2: Dilbert’s three-day work week

I want to start with some data and a model from outside biology. The “data” (such as it is) comes from a Dilbert cartoon, and the competing hypotheses about the data come from Dilbert (the hard-working and long-suffering engineer) and his boss (the evil pointy-haired boss). We will work through a statistical test to show that Dilbert is right and the boss is wrong — of course!


In this cartoon, Dilbert’s evil pointy-haired boss decides he’s found a new way that employees are cheating him: they are taking fake “sick days” on Mondays and Fridays in order to get longer weekends. His proof? The fact that 40% of sick days fall on a Monday or Friday.

Before we get into statistics, take a moment to think about the situation…
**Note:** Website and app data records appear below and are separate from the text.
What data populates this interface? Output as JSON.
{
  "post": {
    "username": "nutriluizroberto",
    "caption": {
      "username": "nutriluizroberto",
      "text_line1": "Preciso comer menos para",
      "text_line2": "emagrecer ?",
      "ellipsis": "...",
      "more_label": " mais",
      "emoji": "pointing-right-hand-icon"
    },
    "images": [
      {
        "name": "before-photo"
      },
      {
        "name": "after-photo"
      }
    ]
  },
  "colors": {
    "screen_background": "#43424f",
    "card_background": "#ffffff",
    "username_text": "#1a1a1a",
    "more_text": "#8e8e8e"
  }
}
What proportion of sick days ‘should’ fall on Monday or Friday (assuming there is no bias to when people get sick, and no one is abusing their sick days?)